### Exercise prompt:
Could the listing below be returned exactly, with its pictures left out?

### Given data:
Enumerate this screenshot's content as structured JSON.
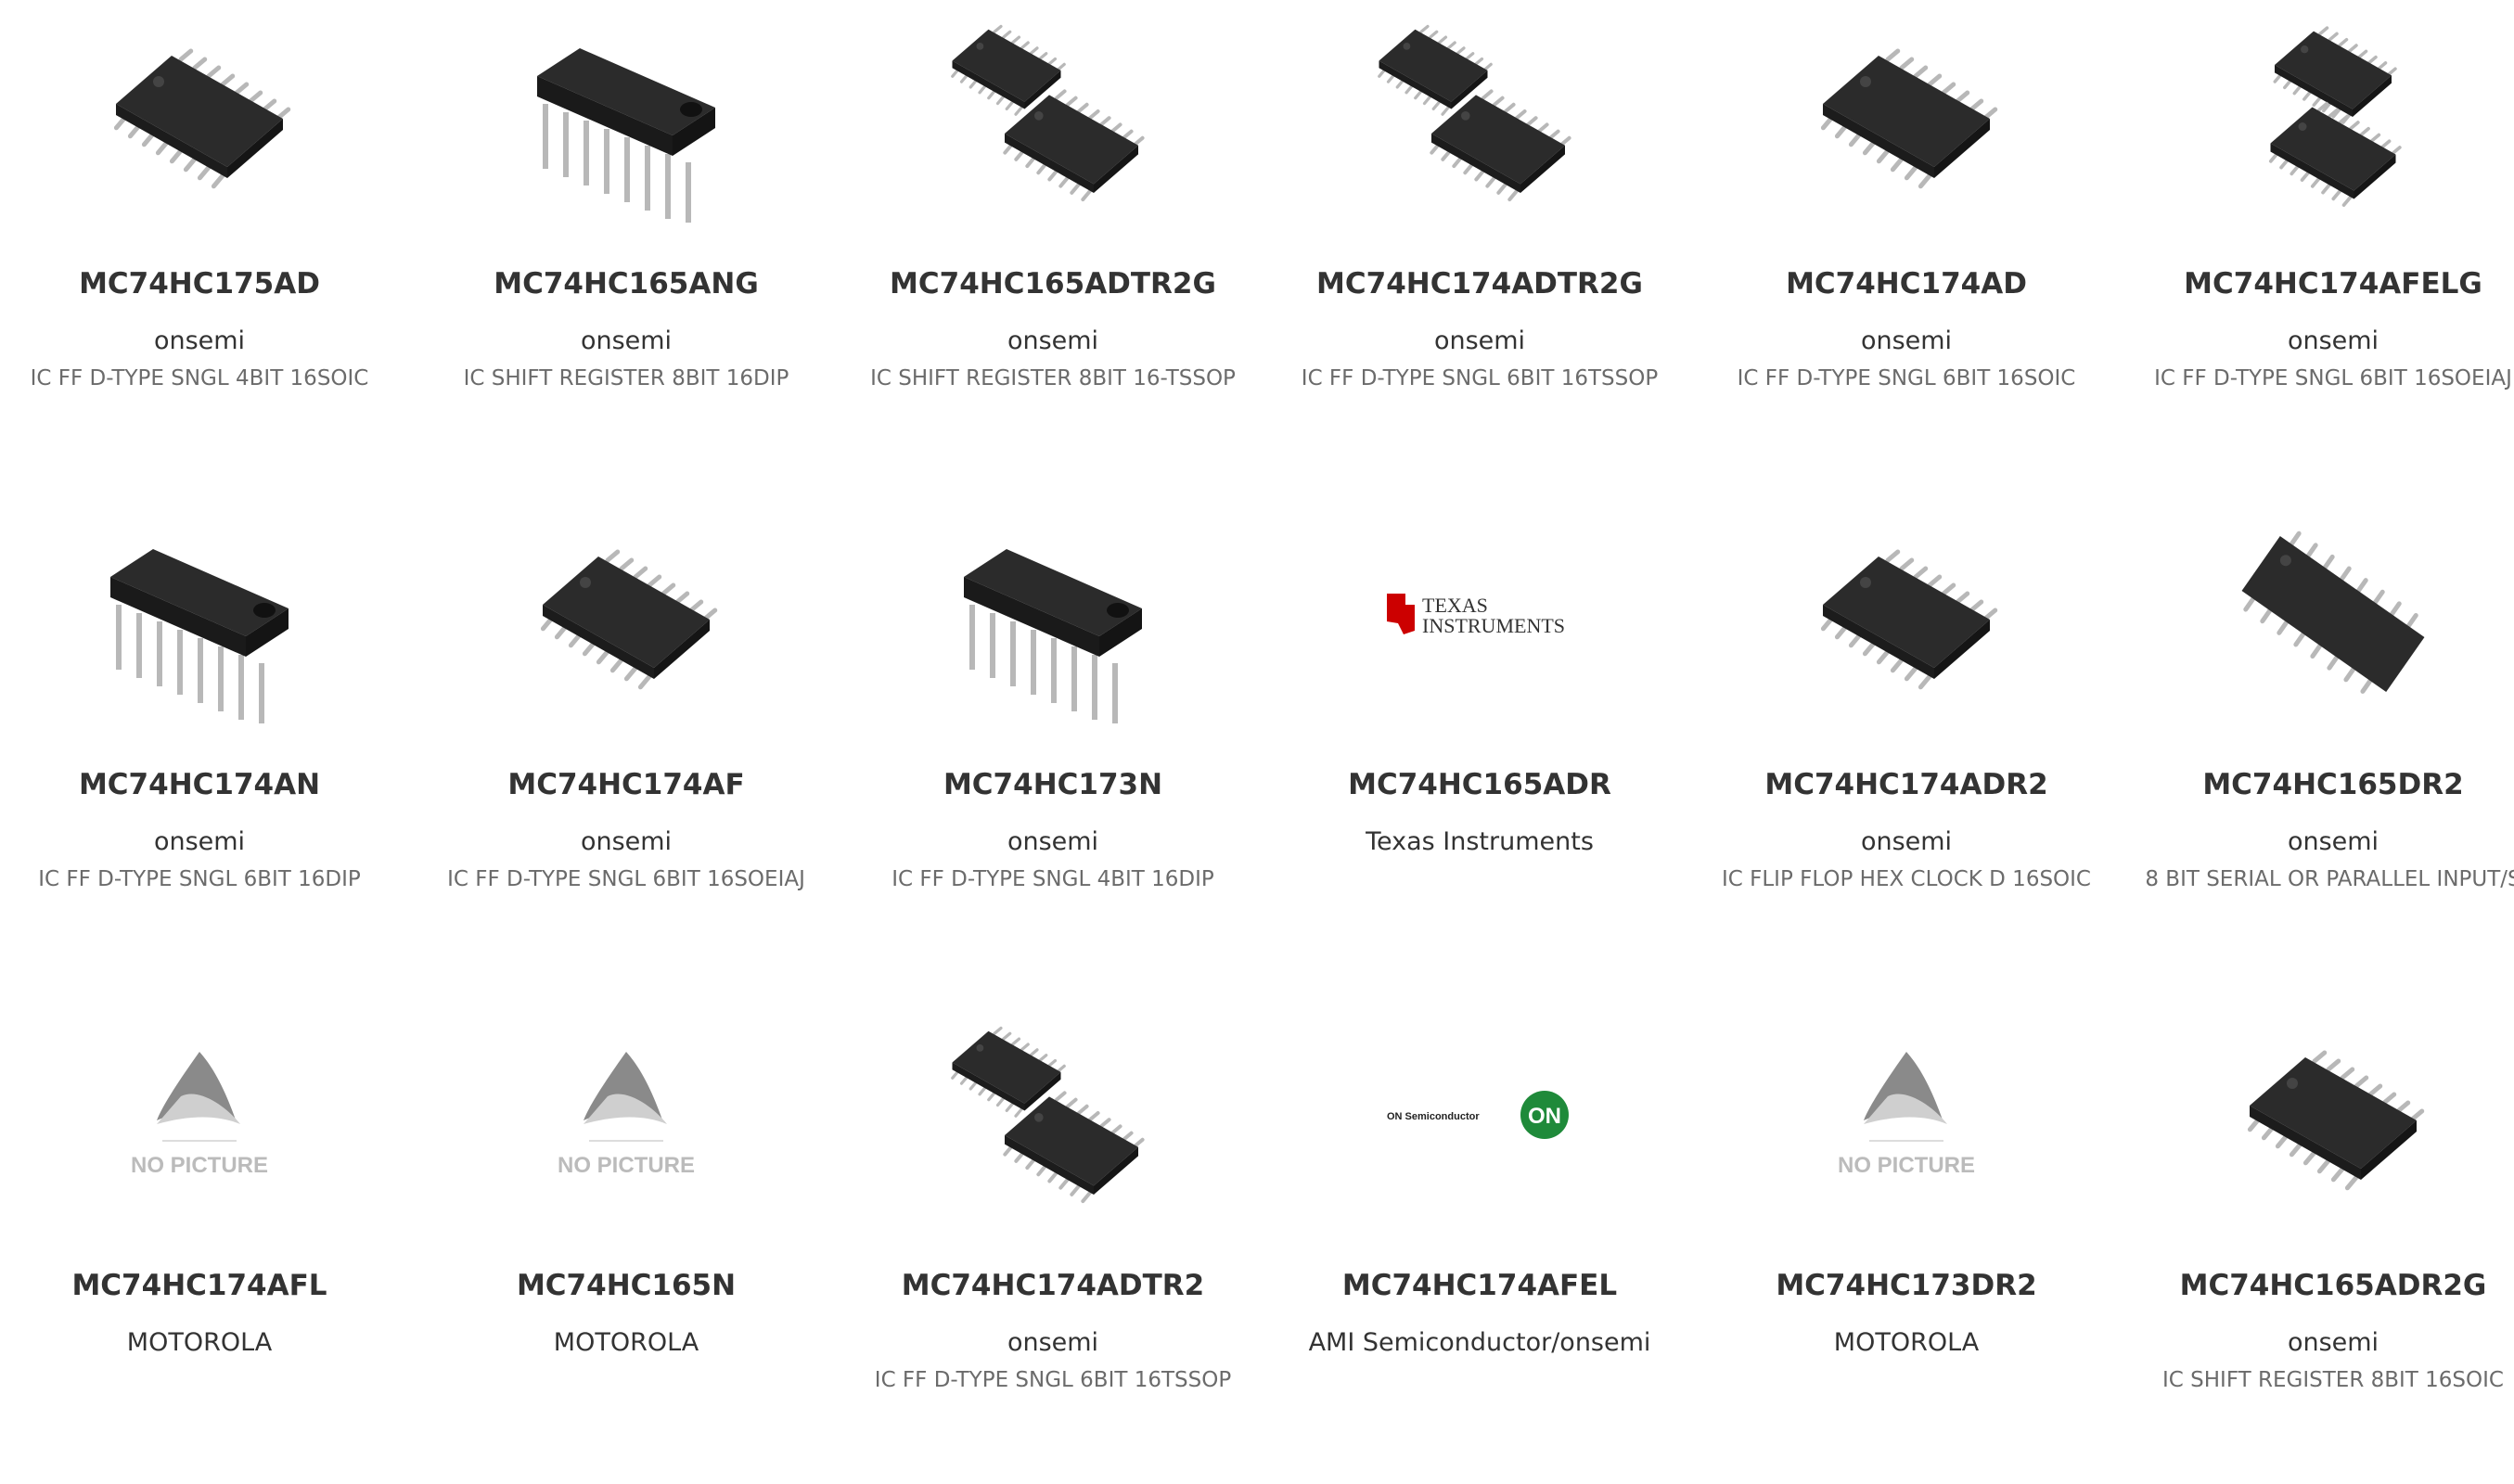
{
  "products": [
    {
      "part": "MC74HC175AD",
      "manufacturer": "onsemi",
      "description": "IC FF D-TYPE SNGL 4BIT 16SOIC",
      "image": "soic-chip"
    },
    {
      "part": "MC74HC165ANG",
      "manufacturer": "onsemi",
      "description": "IC SHIFT REGISTER 8BIT 16DIP",
      "image": "dip-chip"
    },
    {
      "part": "MC74HC165ADTR2G",
      "manufacturer": "onsemi",
      "description": "IC SHIFT REGISTER 8BIT 16-TSSOP",
      "image": "tssop-pair"
    },
    {
      "part": "MC74HC174ADTR2G",
      "manufacturer": "onsemi",
      "description": "IC FF D-TYPE SNGL 6BIT 16TSSOP",
      "image": "tssop-pair"
    },
    {
      "part": "MC74HC174AD",
      "manufacturer": "onsemi",
      "description": "IC FF D-TYPE SNGL 6BIT 16SOIC",
      "image": "soic-chip"
    },
    {
      "part": "MC74HC174AFELG",
      "manufacturer": "onsemi",
      "description": "IC FF D-TYPE SNGL 6BIT 16SOEIAJ",
      "image": "soic-pair"
    },
    {
      "part": "MC74HC174AN",
      "manufacturer": "onsemi",
      "description": "IC FF D-TYPE SNGL 6BIT 16DIP",
      "image": "dip-chip"
    },
    {
      "part": "MC74HC174AF",
      "manufacturer": "onsemi",
      "description": "IC FF D-TYPE SNGL 6BIT 16SOEIAJ",
      "image": "soic-chip"
    },
    {
      "part": "MC74HC173N",
      "manufacturer": "onsemi",
      "description": "IC FF D-TYPE SNGL 4BIT 16DIP",
      "image": "dip-chip"
    },
    {
      "part": "MC74HC165ADR",
      "manufacturer": "Texas Instruments",
      "description": "",
      "image": "ti-logo",
      "logo_text_1": "Texas",
      "logo_text_2": "Instruments"
    },
    {
      "part": "MC74HC174ADR2",
      "manufacturer": "onsemi",
      "description": "IC FLIP FLOP HEX CLOCK D 16SOIC",
      "image": "soic-chip"
    },
    {
      "part": "MC74HC165DR2",
      "manufacturer": "onsemi",
      "description": "8 BIT SERIAL OR PARALLEL INPUT/S",
      "image": "soic-tilted"
    },
    {
      "part": "MC74HC174AFL",
      "manufacturer": "MOTOROLA",
      "description": "",
      "image": "no-picture",
      "placeholder_text": "NO PICTURE"
    },
    {
      "part": "MC74HC165N",
      "manufacturer": "MOTOROLA",
      "description": "",
      "image": "no-picture",
      "placeholder_text": "NO PICTURE"
    },
    {
      "part": "MC74HC174ADTR2",
      "manufacturer": "onsemi",
      "description": "IC FF D-TYPE SNGL 6BIT 16TSSOP",
      "image": "tssop-pair"
    },
    {
      "part": "MC74HC174AFEL",
      "manufacturer": "AMI Semiconductor/onsemi",
      "description": "",
      "image": "on-logo",
      "logo_text_1": "ON Semiconductor",
      "logo_text_2": "ON"
    },
    {
      "part": "MC74HC173DR2",
      "manufacturer": "MOTOROLA",
      "description": "",
      "image": "no-picture",
      "placeholder_text": "NO PICTURE"
    },
    {
      "part": "MC74HC165ADR2G",
      "manufacturer": "onsemi",
      "description": "IC SHIFT REGISTER 8BIT 16SOIC",
      "image": "soic-chip"
    }
  ],
  "colors": {
    "part_text": "#333333",
    "description_text": "#6b6b6b",
    "chip_body": "#2b2b2b",
    "chip_pins": "#b8b8b8",
    "ti_red": "#cc0000",
    "on_green": "#1f8a3a"
  }
}
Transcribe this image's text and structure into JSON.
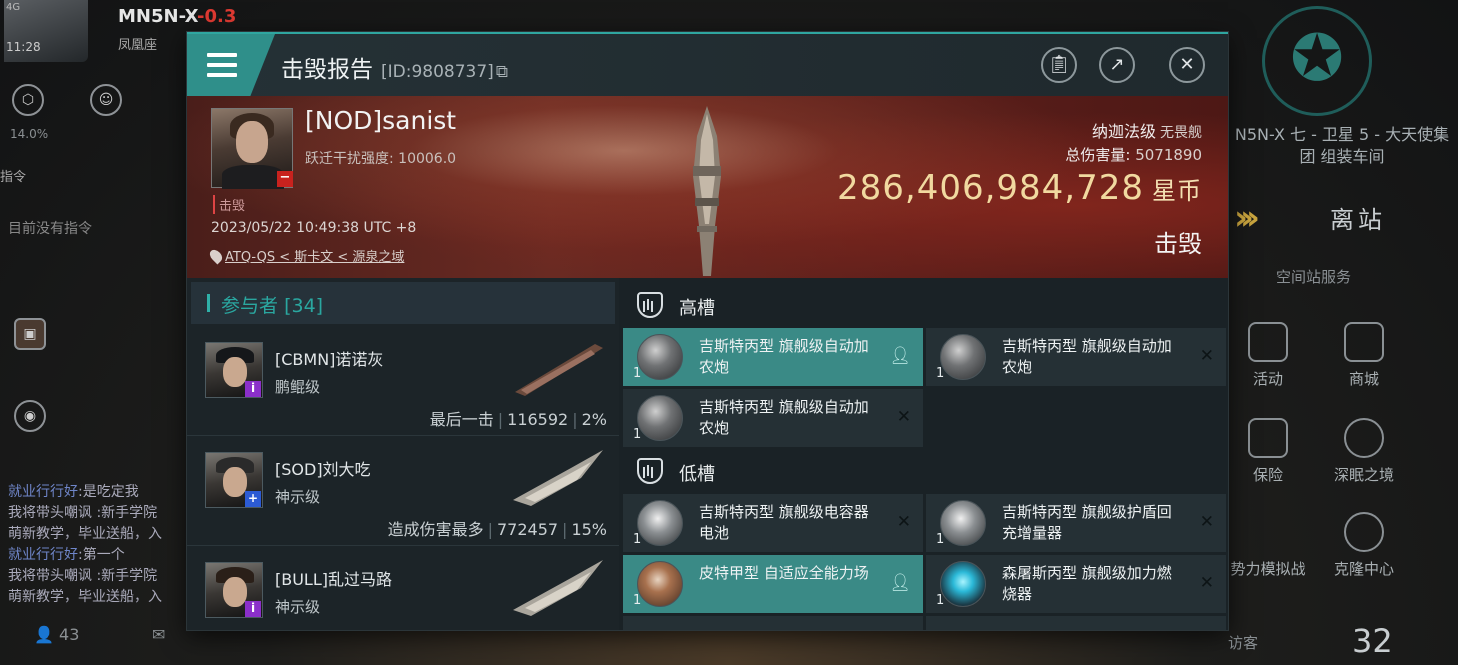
{
  "hud": {
    "signal": "4G",
    "time": "11:28",
    "system": "MN5N-X",
    "security": "-0.3",
    "subsystem": "凤凰座",
    "security_pct": "14.0%",
    "overview_label": "MN5N-X",
    "command_tab": "指令",
    "no_commands": "目前没有指令",
    "chat": [
      {
        "name": "就业行行好",
        "text": ":是吃定我"
      },
      {
        "name": "",
        "text": "我将带头嘲讽 :新手学院"
      },
      {
        "name": "",
        "text": "萌新教学，毕业送船，入"
      },
      {
        "name": "就业行行好",
        "text": ":第一个"
      },
      {
        "name": "",
        "text": "我将带头嘲讽 :新手学院"
      },
      {
        "name": "",
        "text": "萌新教学，毕业送船，入"
      }
    ],
    "online_count": "43",
    "station_name": "N5N-X 七 - 卫星 5 - 大天使集团 组装车间",
    "leave_station": "离站",
    "station_services": "空间站服务",
    "services": [
      {
        "label": "活动"
      },
      {
        "label": "商城"
      },
      {
        "label": "保险"
      },
      {
        "label": "深眠之境"
      },
      {
        "label": "势力模拟战"
      },
      {
        "label": "克隆中心"
      }
    ],
    "visitor": "访客",
    "visitor_count": "32"
  },
  "report": {
    "title": "击毁报告",
    "id_text": "[ID:9808737]",
    "victim": {
      "name": "[NOD]sanist",
      "warp_label": "跃迁干扰强度:",
      "warp_value": "10006.0",
      "status_tag": "击毁",
      "datetime": "2023/05/22 10:49:38 UTC +8",
      "location": "ATQ-QS < 斯卡文 < 源泉之域"
    },
    "ship": {
      "class_name": "纳迦法级",
      "category": "无畏舰",
      "damage_label": "总伤害量:",
      "damage_value": "5071890",
      "isk_value": "286,406,984,728",
      "isk_unit": "星币",
      "result": "击毁"
    },
    "participants": {
      "label": "参与者",
      "count": "[34]",
      "rows": [
        {
          "name": "[CBMN]诺诺灰",
          "ship": "鹏鲲级",
          "tag": "最后一击",
          "damage": "116592",
          "pct": "2%",
          "badge": "i",
          "badge_color": "#8b2fc9"
        },
        {
          "name": "[SOD]刘大吃",
          "ship": "神示级",
          "tag": "造成伤害最多",
          "damage": "772457",
          "pct": "15%",
          "badge": "+",
          "badge_color": "#2c5bd4"
        },
        {
          "name": "[BULL]乱过马路",
          "ship": "神示级",
          "tag": "",
          "damage": "",
          "pct": "",
          "badge": "i",
          "badge_color": "#8b2fc9"
        }
      ]
    },
    "high_slots": {
      "label": "高槽",
      "modules": [
        {
          "name": "吉斯特丙型 旗舰级自动加农炮",
          "qty": "1",
          "state": "dropped",
          "icon": "autocannon-icon"
        },
        {
          "name": "吉斯特丙型 旗舰级自动加农炮",
          "qty": "1",
          "state": "destroyed",
          "icon": "autocannon-icon"
        },
        {
          "name": "吉斯特丙型 旗舰级自动加农炮",
          "qty": "1",
          "state": "destroyed",
          "icon": "autocannon-icon"
        }
      ]
    },
    "low_slots": {
      "label": "低槽",
      "modules": [
        {
          "name": "吉斯特丙型 旗舰级电容器电池",
          "qty": "1",
          "state": "destroyed",
          "icon": "capacitor-battery-icon"
        },
        {
          "name": "吉斯特丙型 旗舰级护盾回充增量器",
          "qty": "1",
          "state": "destroyed",
          "icon": "shield-extender-icon"
        },
        {
          "name": "皮特甲型 自适应全能力场",
          "qty": "1",
          "state": "dropped",
          "icon": "adaptive-field-icon"
        },
        {
          "name": "森屠斯丙型 旗舰级加力燃烧器",
          "qty": "1",
          "state": "destroyed",
          "icon": "afterburner-icon"
        }
      ]
    }
  }
}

### Task answer:
Enumerate this screenshot's content as structured JSON.
{
  "products": [
    {
      "part": "MC74HC175AD",
      "manufacturer": "onsemi",
      "description": "IC FF D-TYPE SNGL 4BIT 16SOIC",
      "image": "soic-chip"
    },
    {
      "part": "MC74HC165ANG",
      "manufacturer": "onsemi",
      "description": "IC SHIFT REGISTER 8BIT 16DIP",
      "image": "dip-chip"
    },
    {
      "part": "MC74HC165ADTR2G",
      "manufacturer": "onsemi",
      "description": "IC SHIFT REGISTER 8BIT 16-TSSOP",
      "image": "tssop-pair"
    },
    {
      "part": "MC74HC174ADTR2G",
      "manufacturer": "onsemi",
      "description": "IC FF D-TYPE SNGL 6BIT 16TSSOP",
      "image": "tssop-pair"
    },
    {
      "part": "MC74HC174AD",
      "manufacturer": "onsemi",
      "description": "IC FF D-TYPE SNGL 6BIT 16SOIC",
      "image": "soic-chip"
    },
    {
      "part": "MC74HC174AFELG",
      "manufacturer": "onsemi",
      "description": "IC FF D-TYPE SNGL 6BIT 16SOEIAJ",
      "image": "soic-pair"
    },
    {
      "part": "MC74HC174AN",
      "manufacturer": "onsemi",
      "description": "IC FF D-TYPE SNGL 6BIT 16DIP",
      "image": "dip-chip"
    },
    {
      "part": "MC74HC174AF",
      "manufacturer": "onsemi",
      "description": "IC FF D-TYPE SNGL 6BIT 16SOEIAJ",
      "image": "soic-chip"
    },
    {
      "part": "MC74HC173N",
      "manufacturer": "onsemi",
      "description": "IC FF D-TYPE SNGL 4BIT 16DIP",
      "image": "dip-chip"
    },
    {
      "part": "MC74HC165ADR",
      "manufacturer": "Texas Instruments",
      "description": "",
      "image": "ti-logo",
      "logo_text_1": "Texas",
      "logo_text_2": "Instruments"
    },
    {
      "part": "MC74HC174ADR2",
      "manufacturer": "onsemi",
      "description": "IC FLIP FLOP HEX CLOCK D 16SOIC",
      "image": "soic-chip"
    },
    {
      "part": "MC74HC165DR2",
      "manufacturer": "onsemi",
      "description": "8 BIT SERIAL OR PARALLEL INPUT/S",
      "image": "soic-tilted"
    },
    {
      "part": "MC74HC174AFL",
      "manufacturer": "MOTOROLA",
      "description": "",
      "image": "no-picture",
      "placeholder_text": "NO PICTURE"
    },
    {
      "part": "MC74HC165N",
      "manufacturer": "MOTOROLA",
      "description": "",
      "image": "no-picture",
      "placeholder_text": "NO PICTURE"
    },
    {
      "part": "MC74HC174ADTR2",
      "manufacturer": "onsemi",
      "description": "IC FF D-TYPE SNGL 6BIT 16TSSOP",
      "image": "tssop-pair"
    },
    {
      "part": "MC74HC174AFEL",
      "manufacturer": "AMI Semiconductor/onsemi",
      "description": "",
      "image": "on-logo",
      "logo_text_1": "ON Semiconductor",
      "logo_text_2": "ON"
    },
    {
      "part": "MC74HC173DR2",
      "manufacturer": "MOTOROLA",
      "description": "",
      "image": "no-picture",
      "placeholder_text": "NO PICTURE"
    },
    {
      "part": "MC74HC165ADR2G",
      "manufacturer": "onsemi",
      "description": "IC SHIFT REGISTER 8BIT 16SOIC",
      "image": "soic-chip"
    }
  ],
  "colors": {
    "part_text": "#333333",
    "description_text": "#6b6b6b",
    "chip_body": "#2b2b2b",
    "chip_pins": "#b8b8b8",
    "ti_red": "#cc0000",
    "on_green": "#1f8a3a"
  }
}
Transcribe this image's text and structure into JSON.
{
  "hud": {
    "signal": "4G",
    "time": "11:28",
    "system": "MN5N-X",
    "security": "-0.3",
    "subsystem": "凤凰座",
    "security_pct": "14.0%",
    "overview_label": "MN5N-X",
    "command_tab": "指令",
    "no_commands": "目前没有指令",
    "chat": [
      {
        "name": "就业行行好",
        "text": ":是吃定我"
      },
      {
        "name": "",
        "text": "我将带头嘲讽 :新手学院"
      },
      {
        "name": "",
        "text": "萌新教学，毕业送船，入"
      },
      {
        "name": "就业行行好",
        "text": ":第一个"
      },
      {
        "name": "",
        "text": "我将带头嘲讽 :新手学院"
      },
      {
        "name": "",
        "text": "萌新教学，毕业送船，入"
      }
    ],
    "online_count": "43",
    "station_name": "N5N-X 七 - 卫星 5 - 大天使集团 组装车间",
    "leave_station": "离站",
    "station_services": "空间站服务",
    "services": [
      {
        "label": "活动"
      },
      {
        "label": "商城"
      },
      {
        "label": "保险"
      },
      {
        "label": "深眠之境"
      },
      {
        "label": "势力模拟战"
      },
      {
        "label": "克隆中心"
      }
    ],
    "visitor": "访客",
    "visitor_count": "32"
  },
  "report": {
    "title": "击毁报告",
    "id_text": "[ID:9808737]",
    "victim": {
      "name": "[NOD]sanist",
      "warp_label": "跃迁干扰强度:",
      "warp_value": "10006.0",
      "status_tag": "击毁",
      "datetime": "2023/05/22 10:49:38 UTC +8",
      "location": "ATQ-QS < 斯卡文 < 源泉之域"
    },
    "ship": {
      "class_name": "纳迦法级",
      "category": "无畏舰",
      "damage_label": "总伤害量:",
      "damage_value": "5071890",
      "isk_value": "286,406,984,728",
      "isk_unit": "星币",
      "result": "击毁"
    },
    "participants": {
      "label": "参与者",
      "count": "[34]",
      "rows": [
        {
          "name": "[CBMN]诺诺灰",
          "ship": "鹏鲲级",
          "tag": "最后一击",
          "damage": "116592",
          "pct": "2%",
          "badge": "i",
          "badge_color": "#8b2fc9"
        },
        {
          "name": "[SOD]刘大吃",
          "ship": "神示级",
          "tag": "造成伤害最多",
          "damage": "772457",
          "pct": "15%",
          "badge": "+",
          "badge_color": "#2c5bd4"
        },
        {
          "name": "[BULL]乱过马路",
          "ship": "神示级",
          "tag": "",
          "damage": "",
          "pct": "",
          "badge": "i",
          "badge_color": "#8b2fc9"
        }
      ]
    },
    "high_slots": {
      "label": "高槽",
      "modules": [
        {
          "name": "吉斯特丙型 旗舰级自动加农炮",
          "qty": "1",
          "state": "dropped",
          "icon": "autocannon-icon"
        },
        {
          "name": "吉斯特丙型 旗舰级自动加农炮",
          "qty": "1",
          "state": "destroyed",
          "icon": "autocannon-icon"
        },
        {
          "name": "吉斯特丙型 旗舰级自动加农炮",
          "qty": "1",
          "state": "destroyed",
          "icon": "autocannon-icon"
        }
      ]
    },
    "low_slots": {
      "label": "低槽",
      "modules": [
        {
          "name": "吉斯特丙型 旗舰级电容器电池",
          "qty": "1",
          "state": "destroyed",
          "icon": "capacitor-battery-icon"
        },
        {
          "name": "吉斯特丙型 旗舰级护盾回充增量器",
          "qty": "1",
          "state": "destroyed",
          "icon": "shield-extender-icon"
        },
        {
          "name": "皮特甲型 自适应全能力场",
          "qty": "1",
          "state": "dropped",
          "icon": "adaptive-field-icon"
        },
        {
          "name": "森屠斯丙型 旗舰级加力燃烧器",
          "qty": "1",
          "state": "destroyed",
          "icon": "afterburner-icon"
        }
      ]
    }
  }
}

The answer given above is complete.